* _ACTIVITY_
Report how many lines of the entries below contain the word "price", and nothing more.

* _GIVEN RECORDS_
BEGIN

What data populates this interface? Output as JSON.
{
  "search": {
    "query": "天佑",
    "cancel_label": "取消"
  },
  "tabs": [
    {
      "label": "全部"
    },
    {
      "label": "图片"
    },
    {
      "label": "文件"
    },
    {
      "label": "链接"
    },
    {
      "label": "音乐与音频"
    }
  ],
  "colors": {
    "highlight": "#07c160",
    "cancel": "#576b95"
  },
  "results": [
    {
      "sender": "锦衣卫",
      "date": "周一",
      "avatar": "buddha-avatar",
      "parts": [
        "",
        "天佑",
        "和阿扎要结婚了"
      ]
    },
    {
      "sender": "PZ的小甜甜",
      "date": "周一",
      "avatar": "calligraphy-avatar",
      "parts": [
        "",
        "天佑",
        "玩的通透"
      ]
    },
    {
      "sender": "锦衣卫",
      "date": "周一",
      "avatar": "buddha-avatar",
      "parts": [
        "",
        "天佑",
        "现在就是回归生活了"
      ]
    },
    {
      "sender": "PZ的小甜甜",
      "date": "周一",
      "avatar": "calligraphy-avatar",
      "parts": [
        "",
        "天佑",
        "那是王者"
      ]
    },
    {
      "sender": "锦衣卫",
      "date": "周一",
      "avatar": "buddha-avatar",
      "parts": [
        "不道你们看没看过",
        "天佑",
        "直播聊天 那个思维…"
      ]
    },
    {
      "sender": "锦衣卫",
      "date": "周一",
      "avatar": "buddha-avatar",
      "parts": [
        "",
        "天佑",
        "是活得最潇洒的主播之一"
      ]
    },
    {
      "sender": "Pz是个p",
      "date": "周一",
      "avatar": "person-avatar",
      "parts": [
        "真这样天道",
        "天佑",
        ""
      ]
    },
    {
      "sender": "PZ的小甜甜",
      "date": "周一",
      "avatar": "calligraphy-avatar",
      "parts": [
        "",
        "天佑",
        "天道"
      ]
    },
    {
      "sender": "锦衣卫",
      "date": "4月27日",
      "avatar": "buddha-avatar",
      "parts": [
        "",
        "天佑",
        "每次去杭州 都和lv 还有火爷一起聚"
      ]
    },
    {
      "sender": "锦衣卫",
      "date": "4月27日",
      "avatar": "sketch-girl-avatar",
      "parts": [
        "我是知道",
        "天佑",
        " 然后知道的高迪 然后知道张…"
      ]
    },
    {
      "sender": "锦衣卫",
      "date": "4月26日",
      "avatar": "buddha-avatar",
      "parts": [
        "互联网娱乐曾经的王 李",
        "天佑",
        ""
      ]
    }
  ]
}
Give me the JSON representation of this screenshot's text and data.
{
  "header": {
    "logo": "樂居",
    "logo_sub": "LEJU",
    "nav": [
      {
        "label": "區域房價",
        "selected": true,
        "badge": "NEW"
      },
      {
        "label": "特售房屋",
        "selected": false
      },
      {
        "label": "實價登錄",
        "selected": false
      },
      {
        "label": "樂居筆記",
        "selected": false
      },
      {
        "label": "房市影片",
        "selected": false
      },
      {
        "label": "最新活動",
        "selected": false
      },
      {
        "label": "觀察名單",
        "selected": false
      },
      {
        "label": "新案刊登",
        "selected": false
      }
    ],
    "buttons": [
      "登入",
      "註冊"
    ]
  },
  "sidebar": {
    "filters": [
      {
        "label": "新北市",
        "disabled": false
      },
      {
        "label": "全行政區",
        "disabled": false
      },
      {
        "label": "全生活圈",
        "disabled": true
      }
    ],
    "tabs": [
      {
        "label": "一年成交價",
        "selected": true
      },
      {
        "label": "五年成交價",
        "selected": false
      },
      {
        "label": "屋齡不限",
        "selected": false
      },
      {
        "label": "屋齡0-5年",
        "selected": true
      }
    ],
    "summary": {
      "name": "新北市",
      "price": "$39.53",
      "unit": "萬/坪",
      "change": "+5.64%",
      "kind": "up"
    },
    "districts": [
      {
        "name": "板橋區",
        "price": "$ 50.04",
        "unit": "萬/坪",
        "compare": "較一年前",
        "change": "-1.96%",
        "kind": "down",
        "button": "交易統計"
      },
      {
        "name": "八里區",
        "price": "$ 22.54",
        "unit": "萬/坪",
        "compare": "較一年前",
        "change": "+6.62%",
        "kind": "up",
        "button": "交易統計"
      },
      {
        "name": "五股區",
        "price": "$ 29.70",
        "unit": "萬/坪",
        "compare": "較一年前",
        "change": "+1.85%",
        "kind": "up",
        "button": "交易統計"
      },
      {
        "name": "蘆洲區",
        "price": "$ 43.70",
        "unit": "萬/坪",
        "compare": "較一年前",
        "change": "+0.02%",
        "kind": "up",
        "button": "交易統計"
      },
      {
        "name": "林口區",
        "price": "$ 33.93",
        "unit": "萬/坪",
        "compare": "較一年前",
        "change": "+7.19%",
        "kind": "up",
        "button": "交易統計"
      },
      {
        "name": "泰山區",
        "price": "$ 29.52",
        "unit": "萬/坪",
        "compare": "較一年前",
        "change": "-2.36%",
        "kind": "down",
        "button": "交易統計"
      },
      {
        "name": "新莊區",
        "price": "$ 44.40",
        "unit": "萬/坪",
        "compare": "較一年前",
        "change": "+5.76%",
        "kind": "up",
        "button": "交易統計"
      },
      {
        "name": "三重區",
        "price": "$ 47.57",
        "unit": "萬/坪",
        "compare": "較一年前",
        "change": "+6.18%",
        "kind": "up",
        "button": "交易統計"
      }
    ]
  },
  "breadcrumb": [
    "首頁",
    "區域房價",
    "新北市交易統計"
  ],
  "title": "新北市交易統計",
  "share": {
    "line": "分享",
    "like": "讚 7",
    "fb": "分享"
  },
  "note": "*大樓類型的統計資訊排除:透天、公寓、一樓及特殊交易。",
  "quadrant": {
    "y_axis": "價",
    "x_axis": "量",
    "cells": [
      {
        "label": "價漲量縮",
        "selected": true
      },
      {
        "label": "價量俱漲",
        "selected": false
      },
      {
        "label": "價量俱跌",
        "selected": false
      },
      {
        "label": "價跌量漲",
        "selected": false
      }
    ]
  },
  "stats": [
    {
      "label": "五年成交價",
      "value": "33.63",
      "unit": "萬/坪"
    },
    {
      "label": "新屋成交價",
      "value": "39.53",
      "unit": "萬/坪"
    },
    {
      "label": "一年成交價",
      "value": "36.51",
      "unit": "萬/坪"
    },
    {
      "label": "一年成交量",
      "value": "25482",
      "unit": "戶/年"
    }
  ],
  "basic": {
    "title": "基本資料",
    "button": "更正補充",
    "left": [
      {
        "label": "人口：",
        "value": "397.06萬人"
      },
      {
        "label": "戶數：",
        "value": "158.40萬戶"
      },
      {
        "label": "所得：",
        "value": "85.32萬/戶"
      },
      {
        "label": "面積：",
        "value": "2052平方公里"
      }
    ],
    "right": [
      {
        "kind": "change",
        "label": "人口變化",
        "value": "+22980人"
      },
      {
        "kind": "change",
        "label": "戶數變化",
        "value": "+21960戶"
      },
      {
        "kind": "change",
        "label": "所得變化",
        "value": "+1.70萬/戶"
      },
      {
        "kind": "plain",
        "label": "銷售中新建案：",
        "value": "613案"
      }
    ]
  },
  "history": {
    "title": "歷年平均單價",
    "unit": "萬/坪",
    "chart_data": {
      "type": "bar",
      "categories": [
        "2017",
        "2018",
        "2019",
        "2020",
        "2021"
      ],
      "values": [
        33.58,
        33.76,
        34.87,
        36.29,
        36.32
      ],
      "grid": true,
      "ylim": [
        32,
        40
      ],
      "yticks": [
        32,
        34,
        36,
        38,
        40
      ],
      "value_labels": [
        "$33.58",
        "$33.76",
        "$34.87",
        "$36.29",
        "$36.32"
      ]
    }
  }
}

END

* _EXERCISE SOLUTION_
9